Entries provided:
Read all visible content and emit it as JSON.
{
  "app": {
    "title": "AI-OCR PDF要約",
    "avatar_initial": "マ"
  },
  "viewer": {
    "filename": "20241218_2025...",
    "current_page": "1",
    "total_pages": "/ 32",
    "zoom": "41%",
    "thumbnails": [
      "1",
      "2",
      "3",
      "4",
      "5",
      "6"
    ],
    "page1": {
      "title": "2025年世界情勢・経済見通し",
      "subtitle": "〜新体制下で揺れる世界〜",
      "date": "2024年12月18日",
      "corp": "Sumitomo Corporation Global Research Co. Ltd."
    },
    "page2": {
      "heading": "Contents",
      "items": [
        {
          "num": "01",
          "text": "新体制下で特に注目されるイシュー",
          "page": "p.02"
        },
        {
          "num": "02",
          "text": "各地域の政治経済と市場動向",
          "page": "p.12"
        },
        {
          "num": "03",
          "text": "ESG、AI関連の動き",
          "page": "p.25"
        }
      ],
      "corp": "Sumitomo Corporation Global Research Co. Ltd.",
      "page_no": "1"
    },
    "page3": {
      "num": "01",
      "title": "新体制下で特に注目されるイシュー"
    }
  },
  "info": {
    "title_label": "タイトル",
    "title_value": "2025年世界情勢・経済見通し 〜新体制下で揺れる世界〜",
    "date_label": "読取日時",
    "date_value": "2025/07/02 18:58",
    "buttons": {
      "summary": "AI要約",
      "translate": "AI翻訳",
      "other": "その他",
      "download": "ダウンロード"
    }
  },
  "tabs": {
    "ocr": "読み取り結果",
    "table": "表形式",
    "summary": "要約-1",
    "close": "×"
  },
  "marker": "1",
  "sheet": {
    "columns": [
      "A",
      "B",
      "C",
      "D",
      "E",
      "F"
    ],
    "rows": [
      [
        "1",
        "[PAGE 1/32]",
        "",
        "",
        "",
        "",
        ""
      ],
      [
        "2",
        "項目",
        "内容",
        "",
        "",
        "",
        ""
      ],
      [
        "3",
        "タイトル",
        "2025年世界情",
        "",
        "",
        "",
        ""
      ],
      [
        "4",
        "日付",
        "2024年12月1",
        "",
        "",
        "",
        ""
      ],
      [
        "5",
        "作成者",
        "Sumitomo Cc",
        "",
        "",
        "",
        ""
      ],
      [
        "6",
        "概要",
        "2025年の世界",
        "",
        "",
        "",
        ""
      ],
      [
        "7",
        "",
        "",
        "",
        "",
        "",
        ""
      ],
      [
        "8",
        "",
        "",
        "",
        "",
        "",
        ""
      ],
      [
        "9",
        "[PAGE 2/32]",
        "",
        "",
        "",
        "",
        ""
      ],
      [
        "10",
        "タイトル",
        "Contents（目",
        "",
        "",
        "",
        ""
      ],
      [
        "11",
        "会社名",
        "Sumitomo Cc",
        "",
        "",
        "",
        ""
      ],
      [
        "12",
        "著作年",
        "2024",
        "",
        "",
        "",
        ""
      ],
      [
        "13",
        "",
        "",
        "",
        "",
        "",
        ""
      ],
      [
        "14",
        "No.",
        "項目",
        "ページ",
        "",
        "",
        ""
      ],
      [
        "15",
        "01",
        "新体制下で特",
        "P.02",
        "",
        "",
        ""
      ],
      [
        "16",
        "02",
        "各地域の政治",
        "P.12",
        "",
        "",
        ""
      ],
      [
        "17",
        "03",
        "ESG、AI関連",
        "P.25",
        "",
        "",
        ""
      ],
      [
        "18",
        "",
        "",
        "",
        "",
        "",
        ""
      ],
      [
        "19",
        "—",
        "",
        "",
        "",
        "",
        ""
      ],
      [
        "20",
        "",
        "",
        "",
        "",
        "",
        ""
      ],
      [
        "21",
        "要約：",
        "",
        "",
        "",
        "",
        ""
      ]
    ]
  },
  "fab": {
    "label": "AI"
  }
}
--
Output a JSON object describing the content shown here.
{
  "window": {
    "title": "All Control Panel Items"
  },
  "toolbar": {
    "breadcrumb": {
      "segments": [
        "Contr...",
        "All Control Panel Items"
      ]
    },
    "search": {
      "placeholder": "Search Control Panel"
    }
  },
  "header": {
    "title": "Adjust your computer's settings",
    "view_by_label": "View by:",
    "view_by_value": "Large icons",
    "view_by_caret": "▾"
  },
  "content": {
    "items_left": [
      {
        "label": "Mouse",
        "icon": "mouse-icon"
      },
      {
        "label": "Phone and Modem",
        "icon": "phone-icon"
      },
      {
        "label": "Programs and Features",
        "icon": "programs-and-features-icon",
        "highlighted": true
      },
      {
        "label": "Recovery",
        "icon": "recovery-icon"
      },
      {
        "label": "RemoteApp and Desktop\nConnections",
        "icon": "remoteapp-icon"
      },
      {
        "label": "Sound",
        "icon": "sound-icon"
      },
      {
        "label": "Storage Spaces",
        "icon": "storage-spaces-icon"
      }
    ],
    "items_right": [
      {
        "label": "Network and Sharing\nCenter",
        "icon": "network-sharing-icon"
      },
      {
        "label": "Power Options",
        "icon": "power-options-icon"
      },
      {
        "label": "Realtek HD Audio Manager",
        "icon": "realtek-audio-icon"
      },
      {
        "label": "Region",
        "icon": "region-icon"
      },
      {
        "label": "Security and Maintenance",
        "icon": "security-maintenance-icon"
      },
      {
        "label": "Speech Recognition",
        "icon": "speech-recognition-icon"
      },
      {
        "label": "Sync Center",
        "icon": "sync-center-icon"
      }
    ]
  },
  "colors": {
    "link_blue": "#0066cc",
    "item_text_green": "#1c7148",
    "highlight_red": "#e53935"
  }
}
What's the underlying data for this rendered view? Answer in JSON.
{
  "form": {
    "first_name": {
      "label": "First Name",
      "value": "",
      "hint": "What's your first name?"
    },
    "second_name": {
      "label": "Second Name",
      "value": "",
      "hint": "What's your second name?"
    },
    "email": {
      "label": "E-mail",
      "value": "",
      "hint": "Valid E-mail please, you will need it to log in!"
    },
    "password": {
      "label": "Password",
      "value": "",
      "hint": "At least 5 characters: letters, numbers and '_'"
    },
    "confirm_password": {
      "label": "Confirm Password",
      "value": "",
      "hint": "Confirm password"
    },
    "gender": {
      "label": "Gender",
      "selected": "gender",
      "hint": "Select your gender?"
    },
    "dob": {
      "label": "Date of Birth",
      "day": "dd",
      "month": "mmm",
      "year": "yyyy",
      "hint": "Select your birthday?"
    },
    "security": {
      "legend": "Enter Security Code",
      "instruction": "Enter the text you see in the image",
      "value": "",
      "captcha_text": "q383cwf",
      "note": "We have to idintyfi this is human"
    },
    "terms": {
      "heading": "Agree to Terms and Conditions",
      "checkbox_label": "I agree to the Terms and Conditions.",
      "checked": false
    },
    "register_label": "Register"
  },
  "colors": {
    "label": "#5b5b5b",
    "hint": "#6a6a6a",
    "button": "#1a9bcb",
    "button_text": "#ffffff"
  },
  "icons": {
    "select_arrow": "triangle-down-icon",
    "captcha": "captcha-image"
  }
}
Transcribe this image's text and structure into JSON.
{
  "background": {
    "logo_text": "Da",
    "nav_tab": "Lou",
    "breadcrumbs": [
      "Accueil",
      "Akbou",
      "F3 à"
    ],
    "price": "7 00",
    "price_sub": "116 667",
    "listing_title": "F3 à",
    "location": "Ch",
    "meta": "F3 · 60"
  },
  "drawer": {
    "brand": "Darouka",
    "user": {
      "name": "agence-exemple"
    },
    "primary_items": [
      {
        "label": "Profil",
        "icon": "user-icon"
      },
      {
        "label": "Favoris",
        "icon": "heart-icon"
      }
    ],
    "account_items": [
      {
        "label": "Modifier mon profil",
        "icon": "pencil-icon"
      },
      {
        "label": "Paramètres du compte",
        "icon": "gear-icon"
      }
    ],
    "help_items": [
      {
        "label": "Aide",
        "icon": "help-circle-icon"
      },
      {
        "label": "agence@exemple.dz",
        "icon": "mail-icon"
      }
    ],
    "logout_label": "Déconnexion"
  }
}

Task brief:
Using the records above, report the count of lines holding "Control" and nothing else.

Expected output:
3